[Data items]
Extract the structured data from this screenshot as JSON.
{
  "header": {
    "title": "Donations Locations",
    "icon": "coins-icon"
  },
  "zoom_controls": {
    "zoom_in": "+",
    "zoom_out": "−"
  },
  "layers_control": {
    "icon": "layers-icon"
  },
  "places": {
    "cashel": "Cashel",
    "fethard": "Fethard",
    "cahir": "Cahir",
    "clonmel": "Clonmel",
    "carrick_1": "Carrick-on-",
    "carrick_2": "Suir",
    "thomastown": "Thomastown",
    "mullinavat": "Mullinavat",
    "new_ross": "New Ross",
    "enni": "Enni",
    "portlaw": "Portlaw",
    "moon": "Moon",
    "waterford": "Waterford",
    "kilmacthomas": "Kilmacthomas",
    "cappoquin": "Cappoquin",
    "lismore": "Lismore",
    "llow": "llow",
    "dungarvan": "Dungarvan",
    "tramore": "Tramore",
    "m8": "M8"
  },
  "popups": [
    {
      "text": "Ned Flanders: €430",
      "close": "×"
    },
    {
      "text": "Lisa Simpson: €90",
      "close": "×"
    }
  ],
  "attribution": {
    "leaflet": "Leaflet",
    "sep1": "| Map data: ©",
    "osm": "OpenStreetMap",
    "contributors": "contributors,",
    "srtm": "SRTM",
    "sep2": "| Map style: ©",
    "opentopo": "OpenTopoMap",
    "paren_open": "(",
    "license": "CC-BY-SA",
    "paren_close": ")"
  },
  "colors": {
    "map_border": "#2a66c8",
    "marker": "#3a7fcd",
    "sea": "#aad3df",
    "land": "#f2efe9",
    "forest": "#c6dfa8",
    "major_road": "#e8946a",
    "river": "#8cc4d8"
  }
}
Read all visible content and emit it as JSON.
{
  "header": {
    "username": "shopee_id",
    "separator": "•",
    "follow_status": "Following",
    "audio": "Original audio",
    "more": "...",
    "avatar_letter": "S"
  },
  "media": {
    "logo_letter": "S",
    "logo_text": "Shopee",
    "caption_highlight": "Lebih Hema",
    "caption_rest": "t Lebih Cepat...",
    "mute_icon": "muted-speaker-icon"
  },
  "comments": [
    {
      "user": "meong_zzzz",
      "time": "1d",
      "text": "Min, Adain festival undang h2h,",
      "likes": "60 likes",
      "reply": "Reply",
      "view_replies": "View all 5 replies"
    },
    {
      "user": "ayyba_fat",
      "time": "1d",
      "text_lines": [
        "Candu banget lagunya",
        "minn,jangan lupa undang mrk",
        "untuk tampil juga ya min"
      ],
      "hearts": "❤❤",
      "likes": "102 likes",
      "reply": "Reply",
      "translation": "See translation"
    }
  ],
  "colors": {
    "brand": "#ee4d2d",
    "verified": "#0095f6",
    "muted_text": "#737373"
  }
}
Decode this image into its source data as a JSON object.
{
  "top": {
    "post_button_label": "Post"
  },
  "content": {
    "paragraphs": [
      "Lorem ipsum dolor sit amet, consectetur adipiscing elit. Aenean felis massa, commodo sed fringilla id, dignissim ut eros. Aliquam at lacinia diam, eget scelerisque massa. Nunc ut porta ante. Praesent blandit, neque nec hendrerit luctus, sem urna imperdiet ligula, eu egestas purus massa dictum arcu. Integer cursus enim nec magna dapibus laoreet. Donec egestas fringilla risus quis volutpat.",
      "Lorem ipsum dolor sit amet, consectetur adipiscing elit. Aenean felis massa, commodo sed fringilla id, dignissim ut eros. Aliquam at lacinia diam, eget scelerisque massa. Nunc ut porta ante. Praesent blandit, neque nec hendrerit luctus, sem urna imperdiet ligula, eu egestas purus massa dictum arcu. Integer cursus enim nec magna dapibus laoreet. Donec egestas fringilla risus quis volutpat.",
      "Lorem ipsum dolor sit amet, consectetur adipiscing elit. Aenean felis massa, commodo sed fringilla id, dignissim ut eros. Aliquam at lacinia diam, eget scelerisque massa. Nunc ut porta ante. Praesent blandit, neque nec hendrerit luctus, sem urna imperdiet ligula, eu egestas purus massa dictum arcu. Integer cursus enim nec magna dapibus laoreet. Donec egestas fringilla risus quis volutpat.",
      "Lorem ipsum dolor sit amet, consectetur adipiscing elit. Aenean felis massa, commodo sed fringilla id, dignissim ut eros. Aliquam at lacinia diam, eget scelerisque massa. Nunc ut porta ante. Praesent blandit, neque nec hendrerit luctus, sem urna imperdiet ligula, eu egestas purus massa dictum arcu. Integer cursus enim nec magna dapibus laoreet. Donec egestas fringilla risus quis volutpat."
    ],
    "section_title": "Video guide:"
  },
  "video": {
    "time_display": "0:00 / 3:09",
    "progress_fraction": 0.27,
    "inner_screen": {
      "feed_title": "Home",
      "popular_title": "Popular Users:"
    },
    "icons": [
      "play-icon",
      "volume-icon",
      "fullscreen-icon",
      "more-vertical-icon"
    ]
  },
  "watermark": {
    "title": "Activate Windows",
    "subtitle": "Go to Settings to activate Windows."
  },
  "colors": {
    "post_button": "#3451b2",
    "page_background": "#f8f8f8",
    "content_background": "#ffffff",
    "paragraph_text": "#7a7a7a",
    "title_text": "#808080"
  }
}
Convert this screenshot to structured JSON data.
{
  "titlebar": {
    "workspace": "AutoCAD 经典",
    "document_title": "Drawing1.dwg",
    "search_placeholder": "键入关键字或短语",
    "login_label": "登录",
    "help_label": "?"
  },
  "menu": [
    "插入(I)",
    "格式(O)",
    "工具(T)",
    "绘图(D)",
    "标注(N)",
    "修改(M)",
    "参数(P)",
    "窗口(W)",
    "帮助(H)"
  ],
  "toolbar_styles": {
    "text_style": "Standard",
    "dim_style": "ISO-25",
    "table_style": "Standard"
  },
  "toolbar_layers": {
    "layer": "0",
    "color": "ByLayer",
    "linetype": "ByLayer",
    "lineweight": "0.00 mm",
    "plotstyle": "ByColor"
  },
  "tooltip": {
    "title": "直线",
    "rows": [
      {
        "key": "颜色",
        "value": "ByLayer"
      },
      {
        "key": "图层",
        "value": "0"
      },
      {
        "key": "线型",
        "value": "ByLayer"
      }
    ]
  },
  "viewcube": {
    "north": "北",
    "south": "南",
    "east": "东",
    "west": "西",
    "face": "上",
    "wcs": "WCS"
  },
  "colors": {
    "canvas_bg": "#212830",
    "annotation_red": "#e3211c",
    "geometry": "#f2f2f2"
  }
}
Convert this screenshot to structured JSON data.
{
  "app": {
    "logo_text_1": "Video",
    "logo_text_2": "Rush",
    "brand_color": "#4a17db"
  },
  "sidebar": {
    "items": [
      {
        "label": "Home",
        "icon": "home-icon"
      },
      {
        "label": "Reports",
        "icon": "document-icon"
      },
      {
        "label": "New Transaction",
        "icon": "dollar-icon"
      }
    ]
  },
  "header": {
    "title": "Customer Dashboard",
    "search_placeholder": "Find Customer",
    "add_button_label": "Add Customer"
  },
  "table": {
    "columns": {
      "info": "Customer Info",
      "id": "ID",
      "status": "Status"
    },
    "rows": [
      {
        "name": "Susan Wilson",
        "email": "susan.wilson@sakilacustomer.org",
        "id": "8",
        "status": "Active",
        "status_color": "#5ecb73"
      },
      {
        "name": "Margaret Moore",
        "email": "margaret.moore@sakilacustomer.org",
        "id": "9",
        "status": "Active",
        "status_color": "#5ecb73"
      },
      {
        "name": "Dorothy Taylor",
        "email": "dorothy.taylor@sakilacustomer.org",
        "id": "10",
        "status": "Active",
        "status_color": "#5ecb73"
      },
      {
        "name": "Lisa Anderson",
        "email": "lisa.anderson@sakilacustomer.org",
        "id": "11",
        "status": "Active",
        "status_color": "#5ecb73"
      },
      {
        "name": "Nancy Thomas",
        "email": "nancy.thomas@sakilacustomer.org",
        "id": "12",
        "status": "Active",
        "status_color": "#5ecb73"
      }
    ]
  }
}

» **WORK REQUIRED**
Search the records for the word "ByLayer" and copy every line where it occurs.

» **ANSWER SECTION**
    "color": "ByLayer",
    "linetype": "ByLayer",
        "value": "ByLayer"
        "value": "ByLayer"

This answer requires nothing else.